This page contains information about building packages for the x86_64 architecture.
Fink and x86_64
Fink allows users to choose either a 32- or 64-bit Fink installation on 10.6 systems with 64-bit capable processors. Most packages do not need to be patched to support 64-bit systems because Finks adds /sw/var/lib/fink/path-prefix-10.6 to the PATH environmental variable before a package is built. This directory contains aliases for commonly used compiler driver names such as cc, gcc, c++, g++, and adds the appropriate -arch flag when invoking them: -arch i386 for 32-bit Fink, -arch x86_64 for 64-bit Fink. Note that -arch is an Apple GCC only flag.
This should be enough for most build systems. However, there are some caveats.
Autoconf-based build systems
Autoconf-based systems use the config.guess script to identify the system type; the resulting identification is a triplet cpu-vendor-os. On Mac OS X, these triplets follow the format cpu-apple-darwinX, where cpu is powerpc, i386, or x86_64, and X is the major version outputted by uname -r. Valid examples are i386-apple-darwin9 and x86_64-apple-darwin10.
Depending on the verifications performed by the configure script, it might be necessary to specify on which system type the resulting programs or libraries are meant to run. This is the purpose of the --host=system_type parameter. Also, --build should be defined whenever --host is.

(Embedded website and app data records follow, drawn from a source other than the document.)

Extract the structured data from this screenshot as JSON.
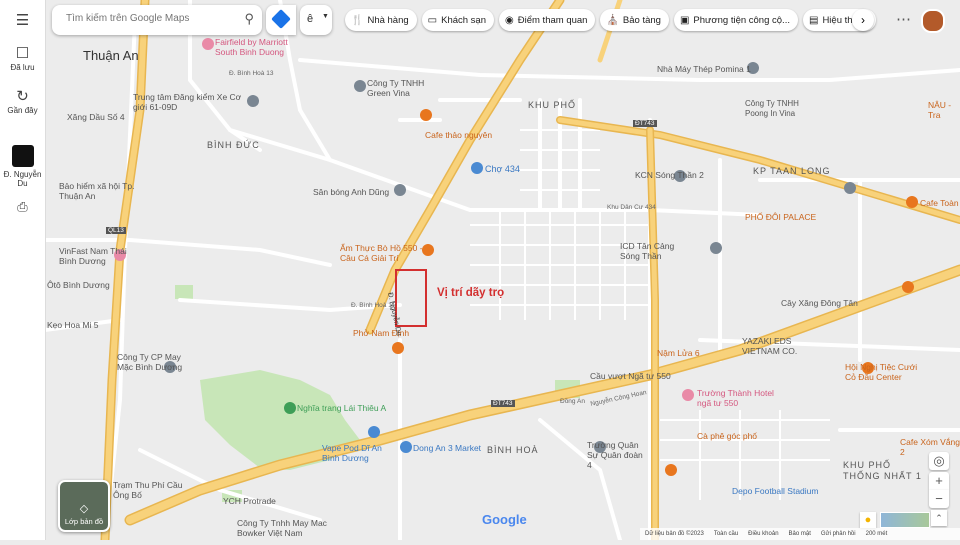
{
  "rail": {
    "saved_label": "Đã lưu",
    "recent_label": "Gần đây",
    "place_label": "Đ. Nguyễn Du"
  },
  "search": {
    "placeholder": "Tìm kiếm trên Google Maps"
  },
  "lang_label": "ê",
  "chips": [
    {
      "icon": "restaurant-icon",
      "label": "Nhà hàng"
    },
    {
      "icon": "hotel-icon",
      "label": "Khách sạn"
    },
    {
      "icon": "camera-icon",
      "label": "Điểm tham quan"
    },
    {
      "icon": "museum-icon",
      "label": "Bảo tàng"
    },
    {
      "icon": "transit-icon",
      "label": "Phương tiện công cộ..."
    },
    {
      "icon": "pharmacy-icon",
      "label": "Hiệu thuốc"
    }
  ],
  "layers_label": "Lớp bản đồ",
  "annotation": "Vị trí dãy trọ",
  "areas": {
    "thuan_an": "Thuận An",
    "binh_duc": "BÌNH ĐỨC",
    "binh_hoa": "BÌNH HOÀ",
    "khu_pho": "KHU PHỐ",
    "kp_taan_long": "KP TAAN LONG",
    "khu_pho_thong_nhat_1": "KHU PHỐ THỐNG NHẤT 1"
  },
  "pois": {
    "fairfield": "Fairfield by Marriott South Binh Duong",
    "trung_tam": "Trung tâm Đăng kiểm Xe Cơ giới 61-09D",
    "green_vina": "Công Ty TNHH Green Vina",
    "cafe_thao": "Cafe thảo nguyên",
    "cho_434": "Chợ 434",
    "pomina": "Nhà Máy Thép Pomina 1",
    "poong_in": "Công Ty TNHH Poong In Vina",
    "xang_dau_so4": "Xăng Dầu Số 4",
    "bao_hiem": "Bảo hiểm xã hội Tp. Thuận An",
    "san_bong": "Sân bóng Anh Dũng",
    "kcn": "KCN Sóng Thần 2",
    "pho_doi": "PHỐ ĐÔI PALACE",
    "cafe_toan": "Cafe Toàn",
    "nau": "NÂU - Tra",
    "vinfast": "VinFast Nam Thái Bình Dương",
    "am_thuc": "Ẩm Thực Bò Hồ 550 - Câu Cá Giải Trí",
    "icd": "ICD Tân Cảng Sóng Thần",
    "oto": "Ôtô Bình Dương",
    "pho_nam_dinh": "Phở Nam Định",
    "cay_xang": "Cây Xăng Đông Tân",
    "yazaki": "YAZAKI EDS VIETNAM CO.",
    "may_mac": "Công Ty CP May Mặc Bình Dương",
    "nam_lua": "Nậm Lửa 6",
    "cau_vuot": "Cầu vượt Ngã tư 550",
    "hoi_nghi": "Hội Nghị Tiệc Cưới Cỏ Đầu Center",
    "truong_thanh": "Trường Thành Hotel ngã tư 550",
    "nghia_trang": "Nghĩa trang Lái Thiêu A",
    "dong_an": "Dong An 3 Market",
    "vape": "Vape Pod Dĩ An Bình Dương",
    "truong_quan_su": "Trường Quân Sự Quân đoàn 4",
    "ca_phe_goc": "Cà phê góc phố",
    "cafe_xom": "Cafe Xóm Vắng 2",
    "depo": "Depo Football Stadium",
    "ych": "YCH Protrade",
    "bowker": "Công Ty Tnhh May Mac Bowker Việt Nam",
    "tam_thu_phi": "Trạm Thu Phí Cầu Ông Bố",
    "hoa_mi": "Kẹo Hoa Mi 5",
    "google": "Google"
  },
  "roads": {
    "nguyen_du": "Đ. Nguyễn Du",
    "dt743": "ĐT743",
    "ql13": "QL13",
    "binh_hoa_11": "Đ. Bình Hoà 11",
    "binh_hoa_13": "Đ. Bình Hoà 13",
    "dan_cu_434": "Khu Dân Cư 434",
    "dong_an": "Đồng An",
    "nguyen_cong_hoan": "Nguyễn Công Hoan"
  },
  "footer": {
    "data": "Dữ liệu bản đồ ©2023",
    "global": "Toàn cầu",
    "terms": "Điều khoản",
    "privacy": "Bảo mật",
    "feedback": "Gửi phản hồi",
    "scale": "200 mét"
  },
  "colors": {
    "major_road": "#f8d27b",
    "major_road_edge": "#e8b650",
    "park": "#c8e6b8",
    "annotation": "#d32f2f",
    "poi_orange": "#e8761e",
    "poi_grey": "#7a8692",
    "poi_blue": "#4a8ad2"
  }
}
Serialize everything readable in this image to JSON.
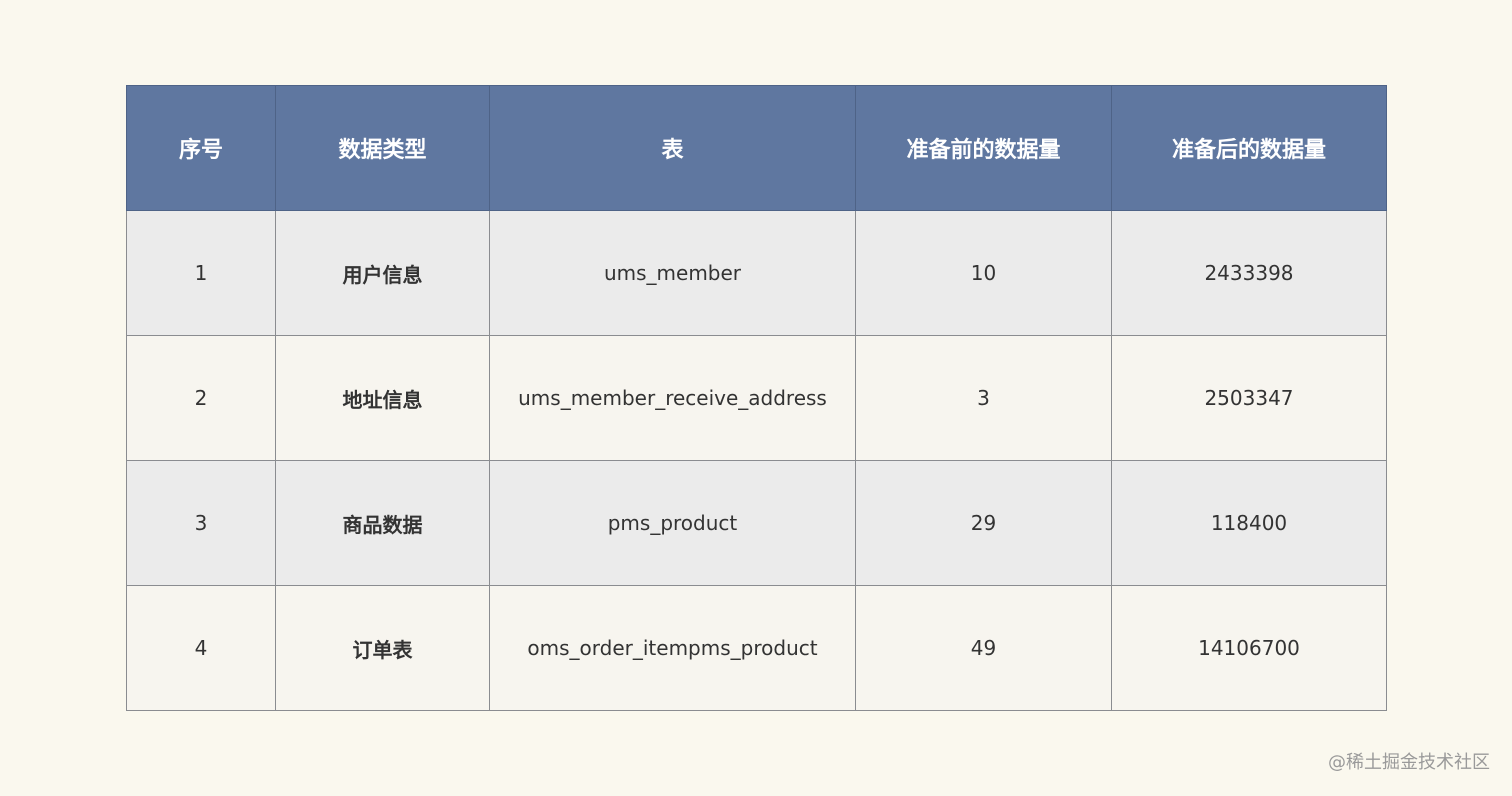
{
  "table": {
    "headers": [
      "序号",
      "数据类型",
      "表",
      "准备前的数据量",
      "准备后的数据量"
    ],
    "rows": [
      [
        "1",
        "用户信息",
        "ums_member",
        "10",
        "2433398"
      ],
      [
        "2",
        "地址信息",
        "ums_member_receive_address",
        "3",
        "2503347"
      ],
      [
        "3",
        "商品数据",
        "pms_product",
        "29",
        "118400"
      ],
      [
        "4",
        "订单表",
        "oms_order_itempms_product",
        "49",
        "14106700"
      ]
    ]
  },
  "watermark": "@稀土掘金技术社区",
  "colors": {
    "background": "#faf8ee",
    "header": "#5f77a0",
    "row_odd": "#ebebeb",
    "row_even": "#f7f5ef"
  }
}
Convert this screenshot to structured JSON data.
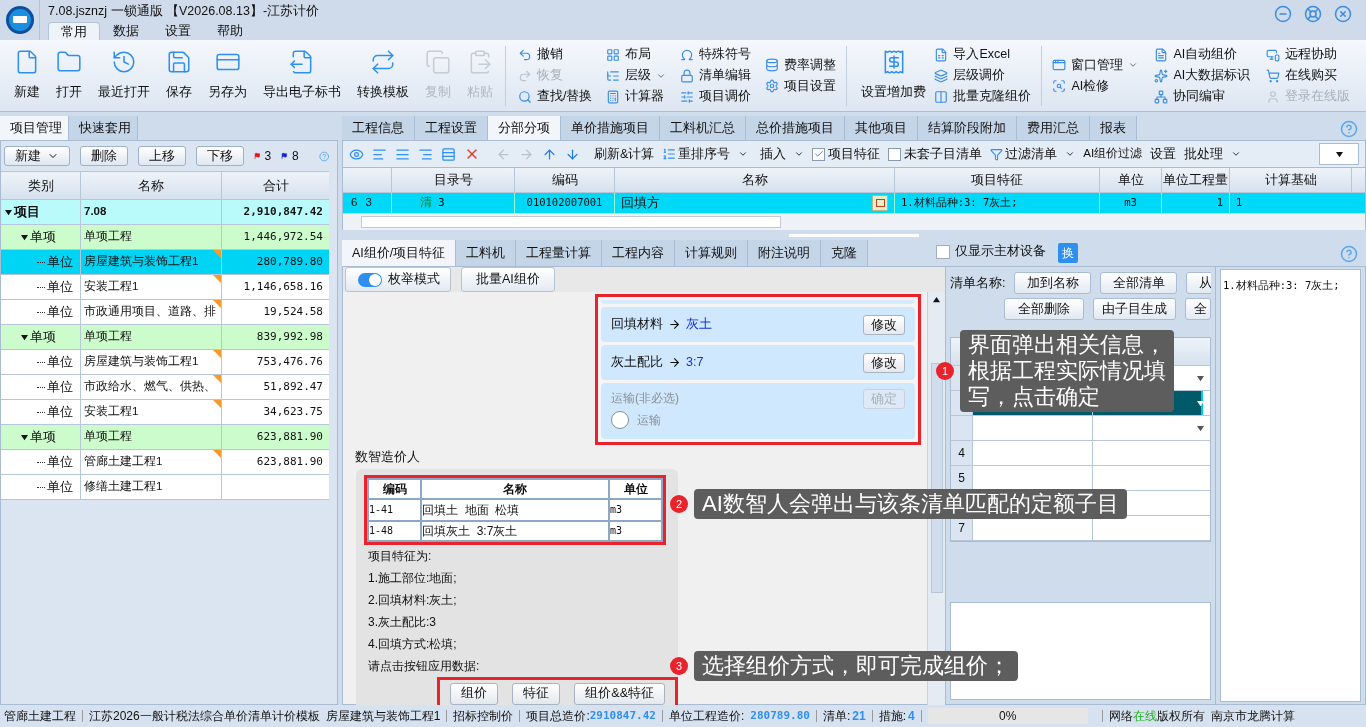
{
  "window": {
    "title": "7.08.jsznzj 一锁通版 【V2026.08.13】-江苏计价"
  },
  "menu_tabs": [
    {
      "label": "常用",
      "selected": true
    },
    {
      "label": "数据",
      "selected": false
    },
    {
      "label": "设置",
      "selected": false
    },
    {
      "label": "帮助",
      "selected": false
    }
  ],
  "ribbon": {
    "large": [
      {
        "label": "新建",
        "disabled": false
      },
      {
        "label": "打开",
        "disabled": false
      },
      {
        "label": "最近打开",
        "disabled": false
      },
      {
        "label": "保存",
        "disabled": false
      },
      {
        "label": "另存为",
        "disabled": false
      },
      {
        "label": "导出电子标书",
        "disabled": false
      },
      {
        "label": "转换模板",
        "disabled": false
      },
      {
        "label": "复制",
        "disabled": true
      },
      {
        "label": "粘贴",
        "disabled": true
      }
    ],
    "columns_a": [
      [
        {
          "label": "撤销",
          "disabled": false
        },
        {
          "label": "恢复",
          "disabled": true
        },
        {
          "label": "查找/替换",
          "disabled": false
        }
      ],
      [
        {
          "label": "布局",
          "disabled": false
        },
        {
          "label": "层级",
          "disabled": false,
          "dropdown": true
        },
        {
          "label": "计算器",
          "disabled": false
        }
      ],
      [
        {
          "label": "特殊符号",
          "disabled": false
        },
        {
          "label": "清单编辑",
          "disabled": false
        },
        {
          "label": "项目调价",
          "disabled": false
        }
      ],
      [
        {
          "label": "费率调整",
          "disabled": false
        },
        {
          "label": "项目设置",
          "disabled": false
        }
      ]
    ],
    "fee_button": "设置增加费",
    "columns_b": [
      [
        {
          "label": "导入Excel",
          "disabled": false
        },
        {
          "label": "层级调价",
          "disabled": false
        },
        {
          "label": "批量克隆组价",
          "disabled": false
        }
      ]
    ],
    "columns_c": [
      [
        {
          "label": "窗口管理",
          "disabled": false,
          "dropdown": true
        },
        {
          "label": "AI检修",
          "disabled": false
        }
      ],
      [
        {
          "label": "AI自动组价",
          "disabled": false
        },
        {
          "label": "AI大数据标识",
          "disabled": false
        },
        {
          "label": "协同编审",
          "disabled": false
        }
      ],
      [
        {
          "label": "远程协助",
          "disabled": false
        },
        {
          "label": "在线购买",
          "disabled": false
        },
        {
          "label": "登录在线版",
          "disabled": true
        }
      ]
    ]
  },
  "left_panel": {
    "tabs": [
      {
        "label": "项目管理",
        "selected": true
      },
      {
        "label": "快速套用",
        "selected": false
      }
    ],
    "toolbar": {
      "new": "新建",
      "delete": "删除",
      "up": "上移",
      "down": "下移",
      "red_flags": "3",
      "blue_flags": "8"
    },
    "columns": [
      "类别",
      "名称",
      "合计"
    ],
    "tree": [
      {
        "category": "项目",
        "name": "7.08",
        "total": "2,910,847.42",
        "expanded": true,
        "marked": false,
        "selected": false,
        "children": [
          {
            "category": "单项",
            "name": "单项工程",
            "total": "1,446,972.54",
            "expanded": true,
            "marked": false,
            "selected": false,
            "children": [
              {
                "category": "单位",
                "name": "房屋建筑与装饰工程1",
                "total": "280,789.80",
                "marked": true,
                "selected": true
              },
              {
                "category": "单位",
                "name": "安装工程1",
                "total": "1,146,658.16",
                "marked": true,
                "selected": false
              },
              {
                "category": "单位",
                "name": "市政通用项目、道路、排",
                "total": "19,524.58",
                "marked": true,
                "selected": false
              }
            ]
          },
          {
            "category": "单项",
            "name": "单项工程",
            "total": "839,992.98",
            "expanded": true,
            "marked": false,
            "selected": false,
            "children": [
              {
                "category": "单位",
                "name": "房屋建筑与装饰工程1",
                "total": "753,476.76",
                "marked": true,
                "selected": false
              },
              {
                "category": "单位",
                "name": "市政给水、燃气、供热、",
                "total": "51,892.47",
                "marked": true,
                "selected": false
              },
              {
                "category": "单位",
                "name": "安装工程1",
                "total": "34,623.75",
                "marked": true,
                "selected": false
              }
            ]
          },
          {
            "category": "单项",
            "name": "单项工程",
            "total": "623,881.90",
            "expanded": true,
            "marked": false,
            "selected": false,
            "children": [
              {
                "category": "单位",
                "name": "管廊土建工程1",
                "total": "623,881.90",
                "marked": true,
                "selected": false
              },
              {
                "category": "单位",
                "name": "修缮土建工程1",
                "marked": false,
                "selected": false
              }
            ]
          }
        ]
      }
    ]
  },
  "main_tabs": [
    {
      "label": "工程信息",
      "selected": false
    },
    {
      "label": "工程设置",
      "selected": false
    },
    {
      "label": "分部分项",
      "selected": true
    },
    {
      "label": "单价措施项目",
      "selected": false
    },
    {
      "label": "工料机汇总",
      "selected": false
    },
    {
      "label": "总价措施项目",
      "selected": false
    },
    {
      "label": "其他项目",
      "selected": false
    },
    {
      "label": "结算阶段附加",
      "selected": false
    },
    {
      "label": "费用汇总",
      "selected": false
    },
    {
      "label": "报表",
      "selected": false
    }
  ],
  "toolbar": {
    "refresh": "刷新&计算",
    "renumber": "重排序号",
    "insert": "插入",
    "feature_check": {
      "label": "项目特征",
      "checked": true
    },
    "unmatched_check": {
      "label": "未套子目清单",
      "checked": false
    },
    "filter": "过滤清单",
    "ai_filter": "AI组价过滤",
    "settings": "设置",
    "batch": "批处理"
  },
  "grid": {
    "columns": [
      "目录号",
      "编码",
      "名称",
      "项目特征",
      "单位",
      "单位工程量",
      "计算基础"
    ],
    "rows": [
      {
        "row_no": "6",
        "level": "3",
        "type": "清",
        "catalog": "3",
        "code": "010102007001",
        "name": "回填方",
        "feature": "1.材料品种:3: 7灰土;",
        "unit": "m3",
        "quantity": "1",
        "base": "1",
        "selected": true
      }
    ]
  },
  "detail_tabs": [
    {
      "label": "AI组价/项目特征",
      "selected": true
    },
    {
      "label": "工料机",
      "selected": false
    },
    {
      "label": "工程量计算",
      "selected": false
    },
    {
      "label": "工程内容",
      "selected": false
    },
    {
      "label": "计算规则",
      "selected": false
    },
    {
      "label": "附注说明",
      "selected": false
    },
    {
      "label": "克隆",
      "selected": false
    }
  ],
  "main_material_only": {
    "label": "仅显示主材设备",
    "checked": false
  },
  "swap_button": "换",
  "ai_panel": {
    "enum_mode": {
      "label": "枚举模式",
      "on": true
    },
    "batch_button": "批量AI组价",
    "features": [
      {
        "kind": "set",
        "label": "回填材料",
        "value": "灰土",
        "button": "修改"
      },
      {
        "kind": "set",
        "label": "灰土配比",
        "value": "3:7",
        "button": "修改"
      },
      {
        "kind": "optional",
        "label": "运输(非必选)",
        "option": "运输",
        "checked": false,
        "button": "确定"
      }
    ],
    "assistant_title": "数智造价人",
    "quota_columns": [
      "编码",
      "名称",
      "单位"
    ],
    "quota_rows": [
      [
        "1-41",
        "回填土  地面  松填",
        "m3"
      ],
      [
        "1-48",
        "回填灰土  3:7灰土",
        "m3"
      ]
    ],
    "lines": [
      "项目特征为:",
      "1.施工部位:地面;",
      "2.回填材料:灰土;",
      "3.灰土配比:3",
      "4.回填方式:松填;",
      "请点击按钮应用数据:"
    ],
    "buttons": [
      "组价",
      "特征",
      "组价&&特征"
    ]
  },
  "list_panel": {
    "label": "清单名称:",
    "buttons_row1": [
      "加到名称",
      "全部清单",
      "从"
    ],
    "buttons_row2": [
      "全部删除",
      "由子目生成",
      "全"
    ],
    "rows": [
      {
        "dropdown": true,
        "selected": false
      },
      {
        "dropdown": true,
        "selected": true
      },
      {
        "dropdown": true,
        "selected": false
      },
      {
        "no": "4",
        "dropdown": false,
        "selected": false
      },
      {
        "no": "5",
        "dropdown": false,
        "selected": false
      },
      {
        "dropdown": false,
        "selected": false
      },
      {
        "no": "7",
        "dropdown": false,
        "selected": false
      }
    ]
  },
  "feature_text": "1.材料品种:3: 7灰土;",
  "callouts": [
    {
      "number": "1",
      "lines": [
        "界面弹出相关信息，",
        "根据工程实际情况填",
        "写，点击确定"
      ]
    },
    {
      "number": "2",
      "lines": [
        "AI数智人会弹出与该条清单匹配的定额子目"
      ]
    },
    {
      "number": "3",
      "lines": [
        "选择组价方式，即可完成组价；"
      ]
    }
  ],
  "status_bar": {
    "project": "管廊土建工程",
    "template": "江苏2026一般计税法综合单价清单计价模板",
    "unit": "房屋建筑与装饰工程1",
    "mode": "招标控制价",
    "total_label": "项目总造价:",
    "total": "2910847.42",
    "unit_total_label": "单位工程造价:",
    "unit_total": "280789.80",
    "list_label": "清单:",
    "list_count": "21",
    "measure_label": "措施:",
    "measure_count": "4",
    "progress": {
      "label": "0%",
      "level": 0
    },
    "network_prefix": "网络",
    "network_status": "在线",
    "copyright": "版权所有",
    "company": "南京市龙腾计算"
  }
}
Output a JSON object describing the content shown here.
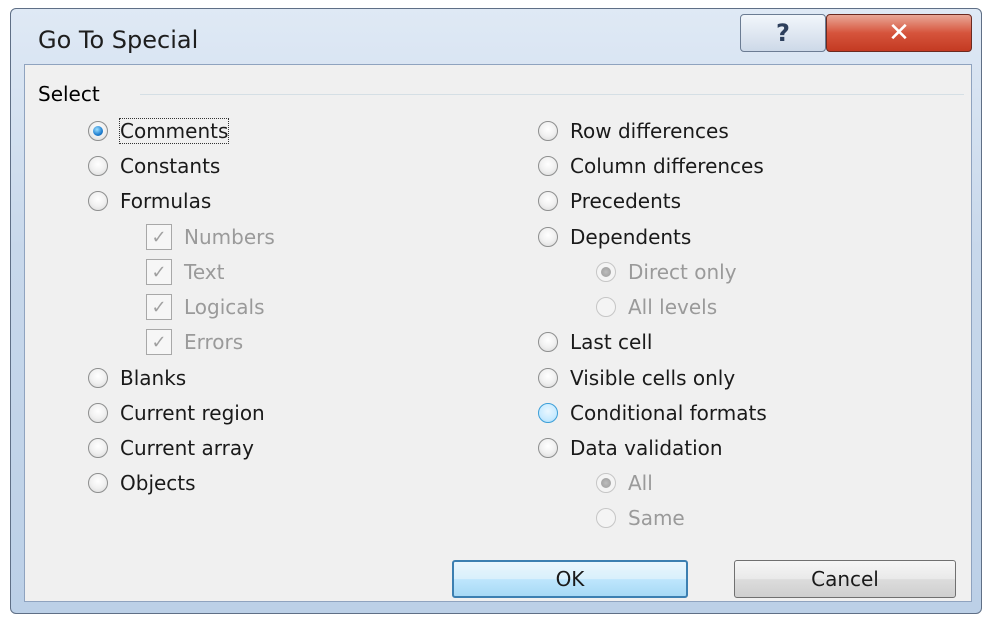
{
  "window": {
    "title": "Go To Special",
    "help_glyph": "?",
    "close_glyph": "✕"
  },
  "group": {
    "label": "Select"
  },
  "left_options": [
    {
      "label": "Comments",
      "type": "radio",
      "selected": true,
      "disabled": false
    },
    {
      "label": "Constants",
      "type": "radio",
      "selected": false,
      "disabled": false
    },
    {
      "label": "Formulas",
      "type": "radio",
      "selected": false,
      "disabled": false
    },
    {
      "label": "Numbers",
      "type": "checkbox",
      "checked": true,
      "disabled": true
    },
    {
      "label": "Text",
      "type": "checkbox",
      "checked": true,
      "disabled": true
    },
    {
      "label": "Logicals",
      "type": "checkbox",
      "checked": true,
      "disabled": true
    },
    {
      "label": "Errors",
      "type": "checkbox",
      "checked": true,
      "disabled": true
    },
    {
      "label": "Blanks",
      "type": "radio",
      "selected": false,
      "disabled": false
    },
    {
      "label": "Current region",
      "type": "radio",
      "selected": false,
      "disabled": false
    },
    {
      "label": "Current array",
      "type": "radio",
      "selected": false,
      "disabled": false
    },
    {
      "label": "Objects",
      "type": "radio",
      "selected": false,
      "disabled": false
    }
  ],
  "right_options": [
    {
      "label": "Row differences",
      "type": "radio",
      "selected": false,
      "disabled": false
    },
    {
      "label": "Column differences",
      "type": "radio",
      "selected": false,
      "disabled": false
    },
    {
      "label": "Precedents",
      "type": "radio",
      "selected": false,
      "disabled": false
    },
    {
      "label": "Dependents",
      "type": "radio",
      "selected": false,
      "disabled": false
    },
    {
      "label": "Direct only",
      "type": "radio",
      "selected": true,
      "disabled": true
    },
    {
      "label": "All levels",
      "type": "radio",
      "selected": false,
      "disabled": true
    },
    {
      "label": "Last cell",
      "type": "radio",
      "selected": false,
      "disabled": false
    },
    {
      "label": "Visible cells only",
      "type": "radio",
      "selected": false,
      "disabled": false
    },
    {
      "label": "Conditional formats",
      "type": "radio",
      "selected": false,
      "disabled": false,
      "hover": true
    },
    {
      "label": "Data validation",
      "type": "radio",
      "selected": false,
      "disabled": false
    },
    {
      "label": "All",
      "type": "radio",
      "selected": true,
      "disabled": true
    },
    {
      "label": "Same",
      "type": "radio",
      "selected": false,
      "disabled": true
    }
  ],
  "buttons": {
    "ok": "OK",
    "cancel": "Cancel"
  },
  "colors": {
    "accent": "#1f7fd1",
    "close_red": "#c43a22",
    "dialog_bg": "#f0f0f0"
  }
}
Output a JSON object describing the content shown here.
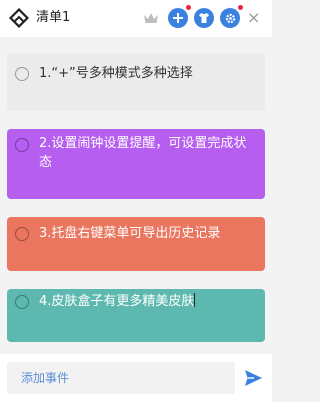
{
  "window": {
    "title": "清单1",
    "accent_color": "#3b82e0",
    "icons": [
      "app-logo-icon",
      "crown-icon",
      "add-icon",
      "shirt-icon",
      "gear-icon",
      "close-icon"
    ],
    "close_glyph": "×"
  },
  "tasks": [
    {
      "text": "1.“+”号多种模式多种选择",
      "color": "#ebebeb",
      "text_color": "#333333"
    },
    {
      "text": "2.设置闹钟设置提醒，可设置完成状态",
      "color": "#b55ef0",
      "text_color": "#ffffff"
    },
    {
      "text": "3.托盘右键菜单可导出历史记录",
      "color": "#ea7660",
      "text_color": "#ffffff"
    },
    {
      "text": "4.皮肤盒子有更多精美皮肤",
      "color": "#5db9af",
      "text_color": "#ffffff"
    }
  ],
  "composer": {
    "placeholder": "添加事件",
    "send_icon": "send-icon"
  }
}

In order to set --build, --host in ConfigureParams, use:
ConfigureParams: --build=%m-apple-darwin`uname -r | cut -d. -f1` --host=%m-apple-darwin`uname -r | cut -d. -f1`
or the equivalent in CompileScript.
The Carbon API contains libraries that are 32-bit only as well as libraries that are both 32- and 64-bit. Packages that build against Carbon libraries might need to be restricted to powerpc and i386 architectures (i.e., not x86_64) if they use functions that are only available in 32-bit format.
The LP64 data model
Mac OS X uses the LP64 data model, the same used in Linux. In LP64, int is a 32-bit data type, whilst long, long long, and size_t are 64-bit data types. Pointers are 64-bit and cannot be stored in int variables. When a program is being compiled for x86_64, GCC automatically defines the __LP64__ macro — use it in case you need conditional compilation for that architecture. More information is available in Apple's 64-bit Transition Guide.
In x86_64, GCC's -mdynamic-no-pic flag, which allowed applications not to be position-independent (PIC), is a no operation. This means that in x86_64 code must always be position-independent. See http://lists.apple.com/archives/Darwin-dev/2009/Dec/msg00035.html
The ARCHS build setting can be used to specify a target architecture for an Xcode project as follows:
Valid examples of target_architecture include x86_64, i386, ppc. Note that on PowerPC machines Fink expands %m as powerpc instead of the ppc value supported by Xcode.